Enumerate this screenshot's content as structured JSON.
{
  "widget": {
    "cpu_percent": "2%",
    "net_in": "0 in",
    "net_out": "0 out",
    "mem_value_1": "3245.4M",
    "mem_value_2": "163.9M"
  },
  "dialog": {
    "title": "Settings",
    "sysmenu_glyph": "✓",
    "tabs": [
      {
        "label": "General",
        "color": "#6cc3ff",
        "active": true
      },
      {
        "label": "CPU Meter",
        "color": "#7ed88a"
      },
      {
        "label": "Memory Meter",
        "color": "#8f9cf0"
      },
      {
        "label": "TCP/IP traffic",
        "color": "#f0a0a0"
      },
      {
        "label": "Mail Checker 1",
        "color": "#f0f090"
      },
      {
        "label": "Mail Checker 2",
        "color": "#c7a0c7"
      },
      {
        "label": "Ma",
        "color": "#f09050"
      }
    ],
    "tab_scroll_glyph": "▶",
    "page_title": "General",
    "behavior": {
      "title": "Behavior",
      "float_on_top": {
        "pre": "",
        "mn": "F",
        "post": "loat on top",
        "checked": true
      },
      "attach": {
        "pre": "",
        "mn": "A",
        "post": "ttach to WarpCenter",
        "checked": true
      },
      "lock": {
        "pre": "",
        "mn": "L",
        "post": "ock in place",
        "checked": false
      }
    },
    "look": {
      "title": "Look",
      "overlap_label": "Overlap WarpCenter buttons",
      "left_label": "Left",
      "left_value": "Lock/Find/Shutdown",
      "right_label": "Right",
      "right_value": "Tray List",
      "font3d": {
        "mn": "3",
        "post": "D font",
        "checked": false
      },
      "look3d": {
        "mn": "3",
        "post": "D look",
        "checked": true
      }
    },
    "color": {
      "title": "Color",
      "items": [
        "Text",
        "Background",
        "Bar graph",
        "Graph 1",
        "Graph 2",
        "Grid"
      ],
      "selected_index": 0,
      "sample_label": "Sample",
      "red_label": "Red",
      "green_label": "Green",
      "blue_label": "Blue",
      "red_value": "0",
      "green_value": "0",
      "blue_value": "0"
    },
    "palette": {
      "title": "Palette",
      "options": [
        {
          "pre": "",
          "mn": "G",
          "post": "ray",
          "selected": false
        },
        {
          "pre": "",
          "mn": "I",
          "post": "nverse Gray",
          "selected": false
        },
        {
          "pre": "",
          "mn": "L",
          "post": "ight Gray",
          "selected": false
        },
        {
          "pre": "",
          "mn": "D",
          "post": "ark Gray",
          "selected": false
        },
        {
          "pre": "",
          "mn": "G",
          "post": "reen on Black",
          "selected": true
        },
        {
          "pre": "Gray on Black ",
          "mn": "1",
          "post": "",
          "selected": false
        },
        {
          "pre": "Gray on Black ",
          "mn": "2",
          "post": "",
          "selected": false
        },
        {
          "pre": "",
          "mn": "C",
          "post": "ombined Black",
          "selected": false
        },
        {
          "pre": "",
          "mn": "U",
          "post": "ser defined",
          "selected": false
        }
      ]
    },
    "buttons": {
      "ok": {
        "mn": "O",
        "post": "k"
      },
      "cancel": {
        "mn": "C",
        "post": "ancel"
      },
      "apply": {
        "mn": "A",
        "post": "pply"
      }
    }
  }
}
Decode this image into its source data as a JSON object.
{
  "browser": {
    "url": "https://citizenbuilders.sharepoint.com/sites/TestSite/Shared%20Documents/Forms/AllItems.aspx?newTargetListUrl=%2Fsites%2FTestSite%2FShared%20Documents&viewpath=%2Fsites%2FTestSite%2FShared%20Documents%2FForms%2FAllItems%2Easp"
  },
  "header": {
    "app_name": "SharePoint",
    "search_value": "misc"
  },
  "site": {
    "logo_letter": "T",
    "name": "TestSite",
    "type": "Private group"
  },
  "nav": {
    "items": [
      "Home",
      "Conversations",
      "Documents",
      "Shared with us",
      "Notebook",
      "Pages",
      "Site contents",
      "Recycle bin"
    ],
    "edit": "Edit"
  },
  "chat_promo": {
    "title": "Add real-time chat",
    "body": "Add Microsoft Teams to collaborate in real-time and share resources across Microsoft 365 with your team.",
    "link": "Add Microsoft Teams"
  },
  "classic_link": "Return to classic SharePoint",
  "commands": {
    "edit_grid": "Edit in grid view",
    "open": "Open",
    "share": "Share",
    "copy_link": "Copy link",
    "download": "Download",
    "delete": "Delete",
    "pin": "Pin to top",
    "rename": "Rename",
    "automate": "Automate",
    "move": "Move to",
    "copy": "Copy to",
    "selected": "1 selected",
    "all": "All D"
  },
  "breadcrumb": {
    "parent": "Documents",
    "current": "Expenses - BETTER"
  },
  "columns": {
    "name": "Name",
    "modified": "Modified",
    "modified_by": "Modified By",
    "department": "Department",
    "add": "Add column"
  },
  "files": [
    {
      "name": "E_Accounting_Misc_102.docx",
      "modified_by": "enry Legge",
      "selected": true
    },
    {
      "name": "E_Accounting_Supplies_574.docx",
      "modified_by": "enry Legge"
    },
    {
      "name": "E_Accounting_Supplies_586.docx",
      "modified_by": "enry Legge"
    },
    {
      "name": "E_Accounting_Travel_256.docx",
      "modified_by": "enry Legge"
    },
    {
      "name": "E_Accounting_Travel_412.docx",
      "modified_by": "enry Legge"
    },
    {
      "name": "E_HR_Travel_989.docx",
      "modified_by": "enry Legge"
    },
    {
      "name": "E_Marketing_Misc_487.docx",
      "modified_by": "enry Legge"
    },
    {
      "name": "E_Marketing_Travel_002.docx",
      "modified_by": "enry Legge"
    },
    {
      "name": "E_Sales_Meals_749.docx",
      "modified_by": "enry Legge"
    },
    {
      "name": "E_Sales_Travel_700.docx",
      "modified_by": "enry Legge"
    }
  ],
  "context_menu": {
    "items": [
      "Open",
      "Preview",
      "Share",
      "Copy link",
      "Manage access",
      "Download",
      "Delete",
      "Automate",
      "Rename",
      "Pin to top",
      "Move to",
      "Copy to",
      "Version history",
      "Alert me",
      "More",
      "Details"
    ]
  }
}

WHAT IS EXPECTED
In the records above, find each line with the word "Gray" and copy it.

RESPONSE BOX
          "post": "nverse Gray",
          "post": "ight Gray",
          "post": "ark Gray",
          "pre": "Gray on Black ",
          "pre": "Gray on Black ",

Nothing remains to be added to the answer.